In order to excel in their role, business analysts need to be clear on the business goals their project is meant to support, and how success is going to be measured. Yet, oftentimes stakeholders get impatient to kick off a project without first clarifying the strategic direction. The typical consequence is poor requirements definition and waste of time and money building the wrong solution.
The ability to ask the right questions to the right people is a critical competency for any business analyst. The right question asked at the right time can help you get to the bottom of why a solution is needed, what benefits it will bring compared to a different approach, and any potential issues that if left unchecked would create a project roadblock.
There is a simple trick that can drastically improve the type of results you get when you’re trying to elicit information from stakeholders for a software project:
Separate what you need to learn from the questions you ask, and try to get your stakeholder into “storytelling” mode to get to the bottom of the business need.
Let’s say you’ve been assigned to a project that has nebulous objectives. Your first reaction might be to ask your stakeholders, “what are the objectives for this project?”, or “what are the desired outcomes?”. But in reality, it’s likely that your busy stakeholders didn’t spend a lot of time trying to articulate in a few sentences what they are trying to achieve. They’ll be inclined to describe the solution (“the objective is to build an executive dashboard that lets executives monitor our KPIs”) rather than present a well-articulated justification for the project that is clearly defined and aligned with overall business goals.
In order to get better answers for your questions, instead of asking directly, “what is the business motivation for this project?” or, “what business problem are we trying to solve?”, focus on getting your stakeholders to tell you their stories. Here are some examples ofquestions you can use to get your stakeholders into “storytelling mode”:
“OK, let’s imagine the future. Let’s assume for a minute that our solution is live, and let’s talk about a day in the life of someone who uses it. What will they be able to do then that they can’t do now?
“What challenges are you facing that made you decide to build this capability?”
“What happens if we don’t build this solution?”
Notice how this type of question helps your audience take a step back from discussing the solution (e.g., “build an executive dashboard”) to focus on the specific people who will use the solution, and what they’re trying to accomplish (e.g., “quickly identify performance anomalies without having to wade through lengthy reports”).

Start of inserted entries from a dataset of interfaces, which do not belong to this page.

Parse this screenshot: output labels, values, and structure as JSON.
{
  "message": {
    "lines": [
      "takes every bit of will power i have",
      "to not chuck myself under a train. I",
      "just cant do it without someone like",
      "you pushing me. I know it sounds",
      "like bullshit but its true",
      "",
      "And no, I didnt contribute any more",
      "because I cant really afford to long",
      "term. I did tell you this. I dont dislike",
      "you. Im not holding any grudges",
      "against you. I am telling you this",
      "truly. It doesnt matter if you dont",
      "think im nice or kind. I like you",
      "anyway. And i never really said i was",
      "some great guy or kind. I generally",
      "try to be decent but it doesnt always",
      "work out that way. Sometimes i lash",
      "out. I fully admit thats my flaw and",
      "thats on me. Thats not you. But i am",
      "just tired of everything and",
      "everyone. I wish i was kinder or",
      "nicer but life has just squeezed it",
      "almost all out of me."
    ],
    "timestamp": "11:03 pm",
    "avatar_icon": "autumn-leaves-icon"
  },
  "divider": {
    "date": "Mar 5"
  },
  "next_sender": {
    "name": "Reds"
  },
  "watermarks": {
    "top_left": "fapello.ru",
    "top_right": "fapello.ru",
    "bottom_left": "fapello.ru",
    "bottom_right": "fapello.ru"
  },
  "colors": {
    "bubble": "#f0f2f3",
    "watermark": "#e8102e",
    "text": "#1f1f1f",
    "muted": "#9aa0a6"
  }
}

Here’s another example. Imagine you’re documenting the process for employees of a company to submit requests for IT purchases (printers, laptops, monitors). You’re trying to figure out what needs to happen before an employee is notified that one of their requests has been denied. In books teaching people how to document a business process, you’ll find advice to ask something like, “what should already have been produced before an employee is notified that his request has been denied?”. That’s a perfectly valid way of stating your question for the purpose of understanding what you need to learn. But it’s not the best way to present the question for your stakeholders, who most likely aren’t trained to think in terms of process models that transform inputs into outputs.
You can reword the question into a narrative to stimulate your stakeholders to get into “storytelling mode” and give you the information you need without getting lost in the details of business process modeling:
“We talked about how an employee request for new equipment can be denied for various reasons: the company is changing providers and want employees to only use a different brand, the department the employee belongs to has exhausted their budget for the quarter, etc. Let’s look at a specific scenario. Imagine that Mary from the Marketing Department submitted a request for a new monitor right before the vendor she selected is removed from the approved list. Can you tell me what, exactly, would happen with Mary’s request at this point?”
By avoiding process modeling jargon (“what should already have been produced before this step happens?”) and framing your question using storytelling, you’re making it easier for the stakeholder to connect the dots from what you’re asking to what they know happens in real life. Instead of having to think in generic terms about the process steps that happen prior to the output “employee notification”, he can think in terms of a real situation to explain the process.
The interviewee could answer your question with something like, “Well, Mary would be automatically notified that her request was denied as soon as the vendor is removed from the list. The ‘request denied’ notification would include instructions on how to resubmit the request after choosing a different brand or model of equipment that’s still in the catalog.” You could then continue probing through storytelling until you had all necessary pieces of information to understand the solution requirements.
When you need to ask a question to clarify a business process or system requirement, remember to make things easier for your subject matter expert, not for yourself. That means never asking jargon-laden questions such as, “What are all the steps an item must go through to achieve the outcome of the workflow?”. Take the time to frame your questions in a way that starts a conversation and gets your stakeholders in the mood to tell you their stories about who the solution is for, what they do now, and how things will change for them later. This is guaranteed to get you much closer to finding the answers you need to specify a winning solution.
Interested in learning more? Tested Stakeholder Interviewing Methods offers a straightforward blueprint for you to get to the bottom of the real business need and demonstrate you value as a business analyst with better requirements.